Individual strands of the feather are interlocked to provide strength and form. The feathers are linked together by barbules which are small hooks that latch onto the next strand. This forms a strong semi-rigid surface to the feather.
Silkies and Frizzles lack these barbules which gives their feathers their unique appearance.
After reading this article you should understand chicken anatomy.
Their anatomy is complex but we have tried to simplify it here to give you a basic understanding of how it works.
Bone structure, wings and feathers, and the respiratory system all help chickens fly. This article should give you a basic understanding of how the respiratory system links to the bones and helps to enable flight and why bone health is important for egg laying.
The ability of chickens to fly has been severely diminished over the years and this has reduced their ability to escape from predators.
Because of this, you need to keep your chickens as safe as possible from the host of predators that like chicken dinner.
If you already have chickens then you will probably know that certain members of your flock like nothing better than to fly over the fence to check out the neighbor’s yard. This can get them into serious trouble at times, so if you do have an adventurous soul among your flock you may have to resort to wing trimming.
Also, remember that their legs and wings can get broken if not handled properly.

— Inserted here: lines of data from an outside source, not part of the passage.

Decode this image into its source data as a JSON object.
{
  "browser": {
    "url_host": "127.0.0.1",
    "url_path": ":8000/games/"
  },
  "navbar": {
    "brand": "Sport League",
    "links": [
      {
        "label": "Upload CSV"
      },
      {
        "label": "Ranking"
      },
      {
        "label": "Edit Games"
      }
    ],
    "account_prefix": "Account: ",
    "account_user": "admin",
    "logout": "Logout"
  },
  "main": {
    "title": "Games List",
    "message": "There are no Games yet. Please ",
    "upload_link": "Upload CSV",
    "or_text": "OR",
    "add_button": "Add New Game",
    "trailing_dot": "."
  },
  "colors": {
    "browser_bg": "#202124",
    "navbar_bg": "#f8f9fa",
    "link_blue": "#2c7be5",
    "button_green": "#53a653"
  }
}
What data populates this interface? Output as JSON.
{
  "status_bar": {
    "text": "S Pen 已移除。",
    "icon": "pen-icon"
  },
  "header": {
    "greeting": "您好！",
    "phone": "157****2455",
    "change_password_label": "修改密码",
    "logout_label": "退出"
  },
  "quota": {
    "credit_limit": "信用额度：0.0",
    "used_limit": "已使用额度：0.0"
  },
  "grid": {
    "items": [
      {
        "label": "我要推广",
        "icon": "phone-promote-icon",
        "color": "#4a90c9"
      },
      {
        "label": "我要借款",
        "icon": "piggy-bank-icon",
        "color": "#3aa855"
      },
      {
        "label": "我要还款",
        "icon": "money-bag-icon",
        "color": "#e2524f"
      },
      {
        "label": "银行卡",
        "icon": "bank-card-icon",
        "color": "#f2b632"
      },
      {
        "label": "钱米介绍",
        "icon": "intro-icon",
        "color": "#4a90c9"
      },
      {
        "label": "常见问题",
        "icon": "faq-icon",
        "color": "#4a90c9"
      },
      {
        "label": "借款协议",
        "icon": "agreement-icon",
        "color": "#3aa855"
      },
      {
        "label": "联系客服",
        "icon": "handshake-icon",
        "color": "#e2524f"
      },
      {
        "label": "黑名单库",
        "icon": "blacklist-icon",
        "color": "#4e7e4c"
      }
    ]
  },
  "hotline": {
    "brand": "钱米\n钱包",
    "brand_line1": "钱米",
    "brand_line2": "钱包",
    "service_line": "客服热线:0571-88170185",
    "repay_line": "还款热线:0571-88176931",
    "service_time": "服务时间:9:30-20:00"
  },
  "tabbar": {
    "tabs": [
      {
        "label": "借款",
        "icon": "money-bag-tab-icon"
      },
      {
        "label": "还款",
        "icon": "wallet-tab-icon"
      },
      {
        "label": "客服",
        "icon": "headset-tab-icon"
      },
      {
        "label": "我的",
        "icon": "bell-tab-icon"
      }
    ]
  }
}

Never pick up your chickens by the feet or wings as this can cause injury and pain.
Which part of a chicken’s anatomy interests you the most? Let us know in the comments section below…